Fernando Alonso, Renault, 7th
What's that coming over the hill is it a...Sutil? Alonso did the most fabulous automotive double take when he came out from his pit-stop, suddenly realising there was a Force India on track next to him and jerking sideways. Otherwise a very quiet race.
Sebastian Vettel. Red Bull, DNF
Vettel looked destined to finish behind Alonso or worse from the moment the fuel levels were revealed on Saturday afternoon. With the Red Bull scheduled to stop five laps before anyone else it was an odd strategy choice. In the end he didn't last more than 10 laps anyway before he had to get some new Bridgestones. His slide into the barriers of Sainte Devote was very uncharacteristic. One to be chalked down to experience
Lewis Hamilton, McLaren, 12th
McLaren looked like they were just testing bits on the car today. It was almost like a day off for Lewis. He tried very hard to end Nick Heidfeld's run of consecutive finishes but even that didn't come off.
Sebastien Buemi, DNF
That's two races in a row where Buemi has been involved in a collision. This time it was a GP2 kind of accident, ramming Nelson Piquet Junior (who could well have picked up a point) into the Sainte Devote run-off. Again, it was a great surprise that the stewards didn't investigate it as an avoidable accident. Are the rules there only to be applied to key figures in the sport at key moments or what?
Safety Car Fans
For Berndt Maylander's army of fans (if you can call several people an army) it was a poor race. Several crumped cars but nothing substantial enough to bring out the Safety Car. Normally they'd just shrug their shoulders and say, "Well, there's always the SC feast of Canada". But of course there isn't this year.
I've yet to meet someone who likes the Eddie Jordan and David Coulthard punditry combination and it was more of the same this weekend. The backslapping, cliquey-ness of the old days of F1 should be turned down from Level 9 to Level 2. That's not my view, that's the views of casual F1 fans I meet. We didn't get that with Rider and Blunders at ITV, though it would have been interesting to hear Mark talk and walk at the same time... Steve.

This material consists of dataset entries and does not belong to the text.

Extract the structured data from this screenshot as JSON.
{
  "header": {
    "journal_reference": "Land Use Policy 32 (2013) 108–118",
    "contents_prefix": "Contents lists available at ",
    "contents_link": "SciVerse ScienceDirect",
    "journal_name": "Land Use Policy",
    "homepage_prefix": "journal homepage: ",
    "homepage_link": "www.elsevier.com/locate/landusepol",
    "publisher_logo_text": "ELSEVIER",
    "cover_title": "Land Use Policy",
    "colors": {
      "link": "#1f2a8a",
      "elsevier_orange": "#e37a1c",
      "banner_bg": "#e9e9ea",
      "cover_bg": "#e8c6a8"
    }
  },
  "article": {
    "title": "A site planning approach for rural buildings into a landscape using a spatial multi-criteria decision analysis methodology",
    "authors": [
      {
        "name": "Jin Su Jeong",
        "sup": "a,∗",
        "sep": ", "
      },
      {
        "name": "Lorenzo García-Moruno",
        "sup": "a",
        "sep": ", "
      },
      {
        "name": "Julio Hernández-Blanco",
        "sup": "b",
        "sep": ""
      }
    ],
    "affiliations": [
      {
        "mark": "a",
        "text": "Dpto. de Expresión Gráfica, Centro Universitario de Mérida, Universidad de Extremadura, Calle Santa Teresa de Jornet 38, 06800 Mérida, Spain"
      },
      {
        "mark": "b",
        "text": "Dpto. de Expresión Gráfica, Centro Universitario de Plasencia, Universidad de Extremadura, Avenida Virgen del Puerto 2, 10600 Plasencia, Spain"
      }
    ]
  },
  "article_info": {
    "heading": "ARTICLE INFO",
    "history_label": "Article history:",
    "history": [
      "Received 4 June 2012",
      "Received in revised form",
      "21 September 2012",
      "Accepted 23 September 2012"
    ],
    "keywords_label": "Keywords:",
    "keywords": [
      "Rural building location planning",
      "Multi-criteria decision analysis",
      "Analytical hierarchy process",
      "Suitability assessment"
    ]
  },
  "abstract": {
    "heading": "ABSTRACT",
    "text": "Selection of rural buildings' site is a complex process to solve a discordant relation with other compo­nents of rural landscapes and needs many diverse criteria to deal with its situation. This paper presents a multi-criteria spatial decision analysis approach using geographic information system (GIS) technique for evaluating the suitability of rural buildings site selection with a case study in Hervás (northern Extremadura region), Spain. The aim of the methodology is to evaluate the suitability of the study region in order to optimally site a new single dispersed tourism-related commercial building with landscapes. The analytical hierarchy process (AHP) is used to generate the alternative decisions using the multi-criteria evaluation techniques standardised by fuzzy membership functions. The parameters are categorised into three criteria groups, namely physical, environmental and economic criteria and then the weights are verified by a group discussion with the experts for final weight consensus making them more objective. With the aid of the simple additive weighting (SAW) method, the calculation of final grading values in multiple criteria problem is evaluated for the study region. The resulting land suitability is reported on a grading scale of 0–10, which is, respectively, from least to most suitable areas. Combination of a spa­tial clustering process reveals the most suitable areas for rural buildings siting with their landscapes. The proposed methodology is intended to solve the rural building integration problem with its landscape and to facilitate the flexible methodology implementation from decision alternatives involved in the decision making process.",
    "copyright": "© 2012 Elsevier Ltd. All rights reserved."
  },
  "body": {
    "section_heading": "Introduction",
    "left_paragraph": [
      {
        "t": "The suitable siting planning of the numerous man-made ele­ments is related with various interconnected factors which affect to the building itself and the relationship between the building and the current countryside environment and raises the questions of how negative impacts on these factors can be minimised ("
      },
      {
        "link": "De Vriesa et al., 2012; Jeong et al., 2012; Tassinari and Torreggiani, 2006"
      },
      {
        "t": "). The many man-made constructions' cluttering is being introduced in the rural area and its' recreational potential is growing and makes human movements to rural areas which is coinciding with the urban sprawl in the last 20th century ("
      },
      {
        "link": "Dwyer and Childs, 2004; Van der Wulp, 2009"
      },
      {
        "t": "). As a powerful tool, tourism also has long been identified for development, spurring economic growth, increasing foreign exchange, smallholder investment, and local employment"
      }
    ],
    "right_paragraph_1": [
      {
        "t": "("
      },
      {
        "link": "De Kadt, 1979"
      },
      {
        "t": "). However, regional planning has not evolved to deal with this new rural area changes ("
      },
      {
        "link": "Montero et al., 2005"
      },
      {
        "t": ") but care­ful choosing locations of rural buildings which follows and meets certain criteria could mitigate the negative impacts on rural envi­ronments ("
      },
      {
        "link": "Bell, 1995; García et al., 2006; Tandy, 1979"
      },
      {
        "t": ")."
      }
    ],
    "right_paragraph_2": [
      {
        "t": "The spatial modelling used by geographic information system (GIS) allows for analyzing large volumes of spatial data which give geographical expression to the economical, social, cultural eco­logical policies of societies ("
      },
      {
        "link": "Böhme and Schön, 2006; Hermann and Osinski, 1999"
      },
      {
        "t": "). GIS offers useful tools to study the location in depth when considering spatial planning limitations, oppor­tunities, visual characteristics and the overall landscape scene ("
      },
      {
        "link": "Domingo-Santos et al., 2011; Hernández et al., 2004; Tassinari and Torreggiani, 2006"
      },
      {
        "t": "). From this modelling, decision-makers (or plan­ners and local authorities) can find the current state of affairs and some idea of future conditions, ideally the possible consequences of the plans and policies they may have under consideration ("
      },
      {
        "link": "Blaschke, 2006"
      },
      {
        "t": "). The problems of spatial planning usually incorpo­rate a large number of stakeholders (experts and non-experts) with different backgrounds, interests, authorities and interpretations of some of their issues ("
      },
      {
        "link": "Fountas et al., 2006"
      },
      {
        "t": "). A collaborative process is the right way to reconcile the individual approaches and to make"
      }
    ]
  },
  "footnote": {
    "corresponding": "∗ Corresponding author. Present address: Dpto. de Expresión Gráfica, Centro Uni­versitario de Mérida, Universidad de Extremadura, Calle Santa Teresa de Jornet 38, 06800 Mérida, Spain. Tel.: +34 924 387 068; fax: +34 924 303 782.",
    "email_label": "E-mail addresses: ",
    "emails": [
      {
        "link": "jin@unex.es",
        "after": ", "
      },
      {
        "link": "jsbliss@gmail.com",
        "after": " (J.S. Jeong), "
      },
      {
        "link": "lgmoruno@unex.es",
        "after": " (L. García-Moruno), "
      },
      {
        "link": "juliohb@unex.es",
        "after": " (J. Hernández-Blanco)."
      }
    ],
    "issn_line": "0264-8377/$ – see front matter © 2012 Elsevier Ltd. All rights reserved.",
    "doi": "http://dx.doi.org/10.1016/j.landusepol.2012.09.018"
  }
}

The combination of DC and Mike Gascoyne was a lot more serious and Gascoyne gave a far greater insight into the cars. It seems like a no-brainer to replace EJ with the Rottweiler
Similarly, Crofty's Red Button practice sessions with Anthony Davidson are a joy to behold. Radio 5 Live commentator David Croft is so much better than Jonathan Legard who is increasingly fixated with the word "tidy", as in: "That's a tidy lap from Massa." Jenson Button had a tidy lead at one stage, in fact anything that was slightly above average became "tidy". Try spotting them. It takes your mind away from the tedium.
Source : Planet F1